Records shown:
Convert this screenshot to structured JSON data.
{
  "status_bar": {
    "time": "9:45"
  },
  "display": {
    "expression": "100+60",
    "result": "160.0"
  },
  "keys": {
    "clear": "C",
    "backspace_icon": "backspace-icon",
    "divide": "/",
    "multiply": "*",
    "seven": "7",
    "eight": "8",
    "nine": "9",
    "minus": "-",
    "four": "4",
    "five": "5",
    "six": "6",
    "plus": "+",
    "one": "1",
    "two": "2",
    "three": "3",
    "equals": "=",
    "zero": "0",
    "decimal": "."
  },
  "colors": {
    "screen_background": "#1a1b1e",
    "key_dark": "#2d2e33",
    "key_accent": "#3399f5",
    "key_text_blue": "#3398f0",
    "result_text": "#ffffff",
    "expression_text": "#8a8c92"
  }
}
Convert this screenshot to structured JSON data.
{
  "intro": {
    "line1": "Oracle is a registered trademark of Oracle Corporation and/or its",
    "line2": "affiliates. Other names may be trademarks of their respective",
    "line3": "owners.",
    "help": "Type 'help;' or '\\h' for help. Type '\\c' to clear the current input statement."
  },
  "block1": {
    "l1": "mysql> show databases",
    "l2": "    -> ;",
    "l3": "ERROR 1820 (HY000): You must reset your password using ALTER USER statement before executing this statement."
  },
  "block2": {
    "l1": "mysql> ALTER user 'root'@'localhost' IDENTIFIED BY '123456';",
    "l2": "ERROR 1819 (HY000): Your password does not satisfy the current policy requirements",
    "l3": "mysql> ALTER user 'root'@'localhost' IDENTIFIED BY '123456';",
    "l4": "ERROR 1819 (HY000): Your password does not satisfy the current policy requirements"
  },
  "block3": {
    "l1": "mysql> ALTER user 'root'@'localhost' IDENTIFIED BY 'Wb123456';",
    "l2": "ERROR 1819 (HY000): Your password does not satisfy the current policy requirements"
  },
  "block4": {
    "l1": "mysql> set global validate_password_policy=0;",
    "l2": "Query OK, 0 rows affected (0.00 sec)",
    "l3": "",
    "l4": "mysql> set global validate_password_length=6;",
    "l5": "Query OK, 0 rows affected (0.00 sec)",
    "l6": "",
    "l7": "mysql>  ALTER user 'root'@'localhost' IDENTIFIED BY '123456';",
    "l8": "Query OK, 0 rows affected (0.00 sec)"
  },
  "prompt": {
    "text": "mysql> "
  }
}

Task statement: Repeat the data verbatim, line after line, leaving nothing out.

Solution for this exercise:
Convert this screenshot to structured JSON data.
{
  "status_bar": {
    "time": "9:45"
  },
  "display": {
    "expression": "100+60",
    "result": "160.0"
  },
  "keys": {
    "clear": "C",
    "backspace_icon": "backspace-icon",
    "divide": "/",
    "multiply": "*",
    "seven": "7",
    "eight": "8",
    "nine": "9",
    "minus": "-",
    "four": "4",
    "five": "5",
    "six": "6",
    "plus": "+",
    "one": "1",
    "two": "2",
    "three": "3",
    "equals": "=",
    "zero": "0",
    "decimal": "."
  },
  "colors": {
    "screen_background": "#1a1b1e",
    "key_dark": "#2d2e33",
    "key_accent": "#3399f5",
    "key_text_blue": "#3398f0",
    "result_text": "#ffffff",
    "expression_text": "#8a8c92"
  }
}
Convert this screenshot to structured JSON data.
{
  "intro": {
    "line1": "Oracle is a registered trademark of Oracle Corporation and/or its",
    "line2": "affiliates. Other names may be trademarks of their respective",
    "line3": "owners.",
    "help": "Type 'help;' or '\\h' for help. Type '\\c' to clear the current input statement."
  },
  "block1": {
    "l1": "mysql> show databases",
    "l2": "    -> ;",
    "l3": "ERROR 1820 (HY000): You must reset your password using ALTER USER statement before executing this statement."
  },
  "block2": {
    "l1": "mysql> ALTER user 'root'@'localhost' IDENTIFIED BY '123456';",
    "l2": "ERROR 1819 (HY000): Your password does not satisfy the current policy requirements",
    "l3": "mysql> ALTER user 'root'@'localhost' IDENTIFIED BY '123456';",
    "l4": "ERROR 1819 (HY000): Your password does not satisfy the current policy requirements"
  },
  "block3": {
    "l1": "mysql> ALTER user 'root'@'localhost' IDENTIFIED BY 'Wb123456';",
    "l2": "ERROR 1819 (HY000): Your password does not satisfy the current policy requirements"
  },
  "block4": {
    "l1": "mysql> set global validate_password_policy=0;",
    "l2": "Query OK, 0 rows affected (0.00 sec)",
    "l3": "",
    "l4": "mysql> set global validate_password_length=6;",
    "l5": "Query OK, 0 rows affected (0.00 sec)",
    "l6": "",
    "l7": "mysql>  ALTER user 'root'@'localhost' IDENTIFIED BY '123456';",
    "l8": "Query OK, 0 rows affected (0.00 sec)"
  },
  "prompt": {
    "text": "mysql> "
  }
}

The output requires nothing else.